## [Your assignment]
In your copy, include no images, and write out every entry below exactly as it stands.

------------------------------------

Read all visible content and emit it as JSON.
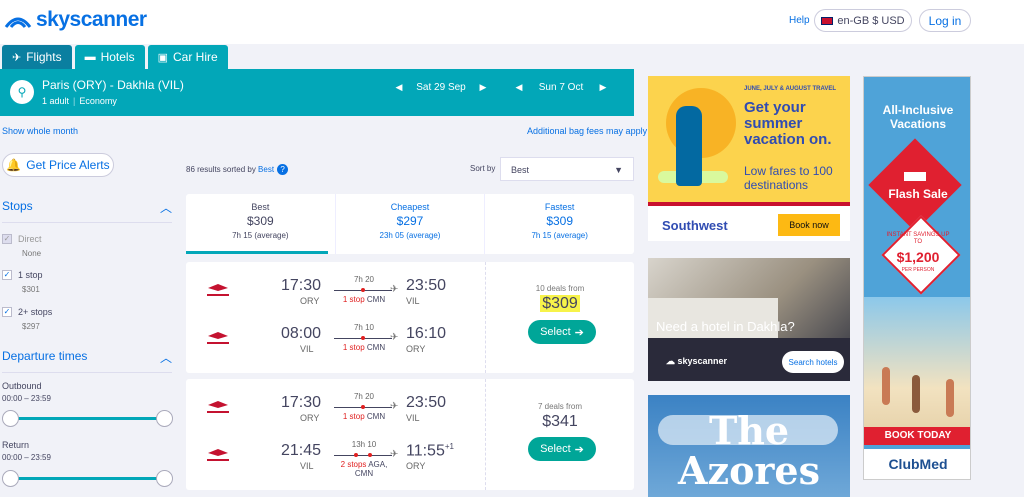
{
  "header": {
    "logo": "skyscanner",
    "help": "Help",
    "locale": "en-GB $ USD",
    "login": "Log in"
  },
  "tabs": [
    {
      "label": "Flights",
      "icon": "plane-icon"
    },
    {
      "label": "Hotels",
      "icon": "bed-icon"
    },
    {
      "label": "Car Hire",
      "icon": "car-icon"
    }
  ],
  "search": {
    "route": "Paris (ORY) - Dakhla (VIL)",
    "adults": "1 adult",
    "cabin": "Economy",
    "depart": "Sat 29 Sep",
    "return": "Sun 7 Oct"
  },
  "links": {
    "show_month": "Show whole month",
    "bag_fees": "Additional bag fees may apply"
  },
  "alerts": {
    "label": "Get Price Alerts"
  },
  "filters": {
    "stops_title": "Stops",
    "direct": {
      "label": "Direct",
      "sub": "None",
      "checked": false
    },
    "one_stop": {
      "label": "1 stop",
      "sub": "$301",
      "checked": true
    },
    "two_stops": {
      "label": "2+ stops",
      "sub": "$297",
      "checked": true
    },
    "dep_title": "Departure times",
    "outbound": {
      "label": "Outbound",
      "range": "00:00 – 23:59"
    },
    "return": {
      "label": "Return",
      "range": "00:00 – 23:59"
    }
  },
  "results": {
    "count_text": "86 results sorted by ",
    "sorted_by": "Best",
    "sort_label": "Sort by",
    "sort_value": "Best"
  },
  "summary": [
    {
      "title": "Best",
      "price": "$309",
      "dur": "7h 15 (average)"
    },
    {
      "title": "Cheapest",
      "price": "$297",
      "dur": "23h 05 (average)"
    },
    {
      "title": "Fastest",
      "price": "$309",
      "dur": "7h 15 (average)"
    }
  ],
  "cards": [
    {
      "deals": "10 deals from",
      "price": "$309",
      "select": "Select",
      "out": {
        "dep": "17:30",
        "dep_ap": "ORY",
        "dur": "7h 20",
        "stops": "1 stop",
        "via": "CMN",
        "arr": "23:50",
        "arr_ap": "VIL"
      },
      "ret": {
        "dep": "08:00",
        "dep_ap": "VIL",
        "dur": "7h 10",
        "stops": "1 stop",
        "via": "CMN",
        "arr": "16:10",
        "arr_ap": "ORY"
      }
    },
    {
      "deals": "7 deals from",
      "price": "$341",
      "select": "Select",
      "out": {
        "dep": "17:30",
        "dep_ap": "ORY",
        "dur": "7h 20",
        "stops": "1 stop",
        "via": "CMN",
        "arr": "23:50",
        "arr_ap": "VIL"
      },
      "ret": {
        "dep": "21:45",
        "dep_ap": "VIL",
        "dur": "13h 10",
        "stops": "2 stops",
        "via": "AGA, CMN",
        "arr": "11:55",
        "arr_sup": "+1",
        "arr_ap": "ORY"
      }
    }
  ],
  "ads": {
    "southwest": {
      "tag": "JUNE, JULY & AUGUST TRAVEL",
      "head": "Get your summer vacation on.",
      "sub": "Low fares to 100 destinations",
      "logo": "Southwest",
      "btn": "Book now"
    },
    "hotel": {
      "title": "Need a hotel in Dakhla?",
      "logo": "skyscanner",
      "btn": "Search hotels"
    },
    "azores": {
      "title": "The Azores"
    },
    "clubmed": {
      "head": "All-Inclusive Vacations",
      "flash": "Flash Sale",
      "save": "INSTANT SAVINGS UP TO",
      "amount": "$1,200",
      "per": "PER PERSON",
      "book": "BOOK TODAY",
      "logo": "ClubMed"
    }
  }
}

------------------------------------

## [Your response]
Read all visible content and emit it as JSON.
{
  "header": {
    "logo": "skyscanner",
    "help": "Help",
    "locale": "en-GB $ USD",
    "login": "Log in"
  },
  "tabs": [
    {
      "label": "Flights",
      "icon": "plane-icon"
    },
    {
      "label": "Hotels",
      "icon": "bed-icon"
    },
    {
      "label": "Car Hire",
      "icon": "car-icon"
    }
  ],
  "search": {
    "route": "Paris (ORY) - Dakhla (VIL)",
    "adults": "1 adult",
    "cabin": "Economy",
    "depart": "Sat 29 Sep",
    "return": "Sun 7 Oct"
  },
  "links": {
    "show_month": "Show whole month",
    "bag_fees": "Additional bag fees may apply"
  },
  "alerts": {
    "label": "Get Price Alerts"
  },
  "filters": {
    "stops_title": "Stops",
    "direct": {
      "label": "Direct",
      "sub": "None",
      "checked": false
    },
    "one_stop": {
      "label": "1 stop",
      "sub": "$301",
      "checked": true
    },
    "two_stops": {
      "label": "2+ stops",
      "sub": "$297",
      "checked": true
    },
    "dep_title": "Departure times",
    "outbound": {
      "label": "Outbound",
      "range": "00:00 – 23:59"
    },
    "return": {
      "label": "Return",
      "range": "00:00 – 23:59"
    }
  },
  "results": {
    "count_text": "86 results sorted by ",
    "sorted_by": "Best",
    "sort_label": "Sort by",
    "sort_value": "Best"
  },
  "summary": [
    {
      "title": "Best",
      "price": "$309",
      "dur": "7h 15 (average)"
    },
    {
      "title": "Cheapest",
      "price": "$297",
      "dur": "23h 05 (average)"
    },
    {
      "title": "Fastest",
      "price": "$309",
      "dur": "7h 15 (average)"
    }
  ],
  "cards": [
    {
      "deals": "10 deals from",
      "price": "$309",
      "select": "Select",
      "out": {
        "dep": "17:30",
        "dep_ap": "ORY",
        "dur": "7h 20",
        "stops": "1 stop",
        "via": "CMN",
        "arr": "23:50",
        "arr_ap": "VIL"
      },
      "ret": {
        "dep": "08:00",
        "dep_ap": "VIL",
        "dur": "7h 10",
        "stops": "1 stop",
        "via": "CMN",
        "arr": "16:10",
        "arr_ap": "ORY"
      }
    },
    {
      "deals": "7 deals from",
      "price": "$341",
      "select": "Select",
      "out": {
        "dep": "17:30",
        "dep_ap": "ORY",
        "dur": "7h 20",
        "stops": "1 stop",
        "via": "CMN",
        "arr": "23:50",
        "arr_ap": "VIL"
      },
      "ret": {
        "dep": "21:45",
        "dep_ap": "VIL",
        "dur": "13h 10",
        "stops": "2 stops",
        "via": "AGA, CMN",
        "arr": "11:55",
        "arr_sup": "+1",
        "arr_ap": "ORY"
      }
    }
  ],
  "ads": {
    "southwest": {
      "tag": "JUNE, JULY & AUGUST TRAVEL",
      "head": "Get your summer vacation on.",
      "sub": "Low fares to 100 destinations",
      "logo": "Southwest",
      "btn": "Book now"
    },
    "hotel": {
      "title": "Need a hotel in Dakhla?",
      "logo": "skyscanner",
      "btn": "Search hotels"
    },
    "azores": {
      "title": "The Azores"
    },
    "clubmed": {
      "head": "All-Inclusive Vacations",
      "flash": "Flash Sale",
      "save": "INSTANT SAVINGS UP TO",
      "amount": "$1,200",
      "per": "PER PERSON",
      "book": "BOOK TODAY",
      "logo": "ClubMed"
    }
  }
}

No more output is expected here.